● **What this task involves**:
Look for the string "arrow" in the listing below, then copy every line that has it.

*** Data extract Section Begins ***

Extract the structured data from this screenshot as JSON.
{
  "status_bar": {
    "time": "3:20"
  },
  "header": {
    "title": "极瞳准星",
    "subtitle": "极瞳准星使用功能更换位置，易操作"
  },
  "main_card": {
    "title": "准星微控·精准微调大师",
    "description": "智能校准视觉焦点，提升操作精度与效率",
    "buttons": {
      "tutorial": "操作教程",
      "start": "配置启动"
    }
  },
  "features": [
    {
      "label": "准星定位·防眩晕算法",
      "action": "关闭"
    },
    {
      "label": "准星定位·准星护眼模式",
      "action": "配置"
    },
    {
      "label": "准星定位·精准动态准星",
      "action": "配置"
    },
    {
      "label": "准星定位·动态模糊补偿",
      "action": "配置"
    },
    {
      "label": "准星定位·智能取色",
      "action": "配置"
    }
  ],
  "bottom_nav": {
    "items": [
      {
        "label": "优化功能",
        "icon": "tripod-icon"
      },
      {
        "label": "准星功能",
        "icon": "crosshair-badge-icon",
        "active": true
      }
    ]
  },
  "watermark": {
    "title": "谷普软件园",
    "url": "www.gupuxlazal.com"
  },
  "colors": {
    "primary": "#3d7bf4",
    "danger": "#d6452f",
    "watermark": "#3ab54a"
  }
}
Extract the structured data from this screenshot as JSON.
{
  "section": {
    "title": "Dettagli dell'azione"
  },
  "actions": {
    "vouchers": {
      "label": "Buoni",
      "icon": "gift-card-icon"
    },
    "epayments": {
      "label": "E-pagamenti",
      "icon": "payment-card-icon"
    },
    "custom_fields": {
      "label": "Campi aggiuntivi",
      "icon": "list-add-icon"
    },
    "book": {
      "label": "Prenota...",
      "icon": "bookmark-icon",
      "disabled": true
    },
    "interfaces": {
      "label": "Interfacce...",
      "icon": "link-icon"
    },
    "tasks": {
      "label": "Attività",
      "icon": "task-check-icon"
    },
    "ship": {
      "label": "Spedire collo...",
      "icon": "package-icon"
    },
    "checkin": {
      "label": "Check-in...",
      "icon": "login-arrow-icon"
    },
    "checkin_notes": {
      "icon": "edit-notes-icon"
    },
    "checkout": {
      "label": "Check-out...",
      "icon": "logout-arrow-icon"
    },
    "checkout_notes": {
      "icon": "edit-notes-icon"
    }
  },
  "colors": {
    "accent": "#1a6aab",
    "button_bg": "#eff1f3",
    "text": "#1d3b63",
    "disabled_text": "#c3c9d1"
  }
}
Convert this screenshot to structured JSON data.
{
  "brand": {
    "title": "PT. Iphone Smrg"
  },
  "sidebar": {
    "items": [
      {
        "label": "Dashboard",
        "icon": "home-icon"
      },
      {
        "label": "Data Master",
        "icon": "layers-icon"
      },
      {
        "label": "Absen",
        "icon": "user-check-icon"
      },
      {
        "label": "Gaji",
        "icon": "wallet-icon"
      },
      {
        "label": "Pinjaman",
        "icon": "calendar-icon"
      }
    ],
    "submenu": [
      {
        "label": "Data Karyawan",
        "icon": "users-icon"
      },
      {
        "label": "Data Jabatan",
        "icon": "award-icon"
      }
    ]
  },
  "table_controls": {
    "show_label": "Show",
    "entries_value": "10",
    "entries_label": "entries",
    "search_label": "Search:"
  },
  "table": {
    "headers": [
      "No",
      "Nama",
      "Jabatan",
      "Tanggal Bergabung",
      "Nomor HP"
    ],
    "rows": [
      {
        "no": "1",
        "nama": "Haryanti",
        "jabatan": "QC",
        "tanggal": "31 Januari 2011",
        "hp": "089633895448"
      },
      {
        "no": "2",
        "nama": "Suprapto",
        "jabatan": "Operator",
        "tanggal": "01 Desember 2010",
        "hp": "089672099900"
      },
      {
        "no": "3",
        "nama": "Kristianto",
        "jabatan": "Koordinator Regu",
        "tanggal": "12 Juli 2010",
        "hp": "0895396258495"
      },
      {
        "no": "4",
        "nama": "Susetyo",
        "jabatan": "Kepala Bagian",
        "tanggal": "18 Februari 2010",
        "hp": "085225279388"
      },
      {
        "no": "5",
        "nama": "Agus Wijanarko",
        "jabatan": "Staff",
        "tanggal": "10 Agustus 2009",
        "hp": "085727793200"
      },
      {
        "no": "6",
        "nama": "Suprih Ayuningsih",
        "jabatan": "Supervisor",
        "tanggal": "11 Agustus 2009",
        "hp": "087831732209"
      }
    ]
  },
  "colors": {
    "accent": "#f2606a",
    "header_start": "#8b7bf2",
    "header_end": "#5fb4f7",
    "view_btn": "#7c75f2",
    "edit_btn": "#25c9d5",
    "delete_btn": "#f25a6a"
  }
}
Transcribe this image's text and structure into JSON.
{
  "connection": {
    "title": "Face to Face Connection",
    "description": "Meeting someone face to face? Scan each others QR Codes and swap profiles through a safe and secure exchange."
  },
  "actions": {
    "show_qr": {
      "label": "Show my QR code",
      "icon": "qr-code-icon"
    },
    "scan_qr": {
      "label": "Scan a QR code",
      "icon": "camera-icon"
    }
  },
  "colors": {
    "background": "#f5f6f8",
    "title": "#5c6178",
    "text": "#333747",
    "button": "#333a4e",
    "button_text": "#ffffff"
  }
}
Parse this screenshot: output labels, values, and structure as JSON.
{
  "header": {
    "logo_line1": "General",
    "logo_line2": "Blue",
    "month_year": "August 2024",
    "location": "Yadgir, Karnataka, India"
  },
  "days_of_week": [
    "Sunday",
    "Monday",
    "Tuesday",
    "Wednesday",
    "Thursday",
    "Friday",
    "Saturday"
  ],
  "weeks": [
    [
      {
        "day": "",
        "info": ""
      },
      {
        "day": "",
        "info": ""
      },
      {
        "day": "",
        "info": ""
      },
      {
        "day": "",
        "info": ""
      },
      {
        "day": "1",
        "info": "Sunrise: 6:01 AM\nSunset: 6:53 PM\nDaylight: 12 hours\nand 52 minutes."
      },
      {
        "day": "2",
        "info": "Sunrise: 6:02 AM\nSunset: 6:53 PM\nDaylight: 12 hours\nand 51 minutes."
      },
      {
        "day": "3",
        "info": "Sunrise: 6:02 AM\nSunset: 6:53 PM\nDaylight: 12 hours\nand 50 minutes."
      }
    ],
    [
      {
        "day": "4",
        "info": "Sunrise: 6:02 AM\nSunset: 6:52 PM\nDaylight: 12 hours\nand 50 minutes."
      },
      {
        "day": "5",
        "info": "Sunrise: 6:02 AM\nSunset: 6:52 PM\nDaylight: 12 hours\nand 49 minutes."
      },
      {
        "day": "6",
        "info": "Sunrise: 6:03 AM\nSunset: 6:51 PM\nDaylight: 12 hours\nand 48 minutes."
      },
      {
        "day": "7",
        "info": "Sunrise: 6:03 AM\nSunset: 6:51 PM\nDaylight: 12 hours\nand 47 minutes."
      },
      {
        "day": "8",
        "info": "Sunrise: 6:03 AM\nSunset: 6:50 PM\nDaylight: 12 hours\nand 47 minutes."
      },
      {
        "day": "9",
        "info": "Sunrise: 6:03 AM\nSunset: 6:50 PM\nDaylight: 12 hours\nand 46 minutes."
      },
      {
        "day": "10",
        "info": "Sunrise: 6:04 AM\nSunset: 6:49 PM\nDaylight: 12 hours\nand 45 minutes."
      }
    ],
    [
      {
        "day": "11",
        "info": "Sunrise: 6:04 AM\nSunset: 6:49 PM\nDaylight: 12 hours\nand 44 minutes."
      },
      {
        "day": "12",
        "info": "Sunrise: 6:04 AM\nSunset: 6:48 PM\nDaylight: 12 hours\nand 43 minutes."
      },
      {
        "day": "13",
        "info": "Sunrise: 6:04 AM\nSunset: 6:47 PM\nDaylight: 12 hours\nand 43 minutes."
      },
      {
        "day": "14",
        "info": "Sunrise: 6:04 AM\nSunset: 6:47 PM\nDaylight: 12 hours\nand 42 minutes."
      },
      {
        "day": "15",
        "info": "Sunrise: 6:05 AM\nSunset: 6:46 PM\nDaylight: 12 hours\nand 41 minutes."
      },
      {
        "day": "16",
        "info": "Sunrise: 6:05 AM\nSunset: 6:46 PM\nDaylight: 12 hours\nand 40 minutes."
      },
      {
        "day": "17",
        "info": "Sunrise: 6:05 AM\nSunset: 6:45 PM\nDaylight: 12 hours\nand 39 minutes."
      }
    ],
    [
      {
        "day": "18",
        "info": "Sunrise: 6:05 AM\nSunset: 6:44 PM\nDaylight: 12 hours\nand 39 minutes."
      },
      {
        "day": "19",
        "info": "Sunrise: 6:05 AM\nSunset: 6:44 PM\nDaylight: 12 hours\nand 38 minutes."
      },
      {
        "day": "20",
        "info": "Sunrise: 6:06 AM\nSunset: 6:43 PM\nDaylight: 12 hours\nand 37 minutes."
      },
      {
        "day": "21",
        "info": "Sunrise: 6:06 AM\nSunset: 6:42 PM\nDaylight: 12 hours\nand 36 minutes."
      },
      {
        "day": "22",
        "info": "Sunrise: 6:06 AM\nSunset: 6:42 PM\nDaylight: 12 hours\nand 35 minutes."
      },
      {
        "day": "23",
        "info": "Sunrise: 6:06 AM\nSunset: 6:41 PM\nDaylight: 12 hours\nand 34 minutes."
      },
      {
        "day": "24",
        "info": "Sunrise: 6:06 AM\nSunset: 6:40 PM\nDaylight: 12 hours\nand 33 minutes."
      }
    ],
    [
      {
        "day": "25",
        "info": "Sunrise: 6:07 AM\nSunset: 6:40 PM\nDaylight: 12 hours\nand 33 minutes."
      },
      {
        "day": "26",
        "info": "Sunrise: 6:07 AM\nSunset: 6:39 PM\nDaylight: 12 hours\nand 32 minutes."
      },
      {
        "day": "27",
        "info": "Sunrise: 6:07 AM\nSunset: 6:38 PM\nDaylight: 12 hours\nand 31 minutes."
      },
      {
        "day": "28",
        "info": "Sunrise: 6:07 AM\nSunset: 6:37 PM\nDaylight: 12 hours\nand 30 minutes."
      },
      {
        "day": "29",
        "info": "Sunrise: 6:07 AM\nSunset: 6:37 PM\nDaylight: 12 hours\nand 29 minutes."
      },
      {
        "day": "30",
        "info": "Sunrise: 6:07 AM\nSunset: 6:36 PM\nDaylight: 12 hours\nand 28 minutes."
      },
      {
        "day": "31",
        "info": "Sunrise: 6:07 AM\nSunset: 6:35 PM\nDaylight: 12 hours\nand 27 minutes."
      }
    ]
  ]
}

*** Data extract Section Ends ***

● **Output**:
      "icon": "login-arrow-icon"
      "icon": "logout-arrow-icon"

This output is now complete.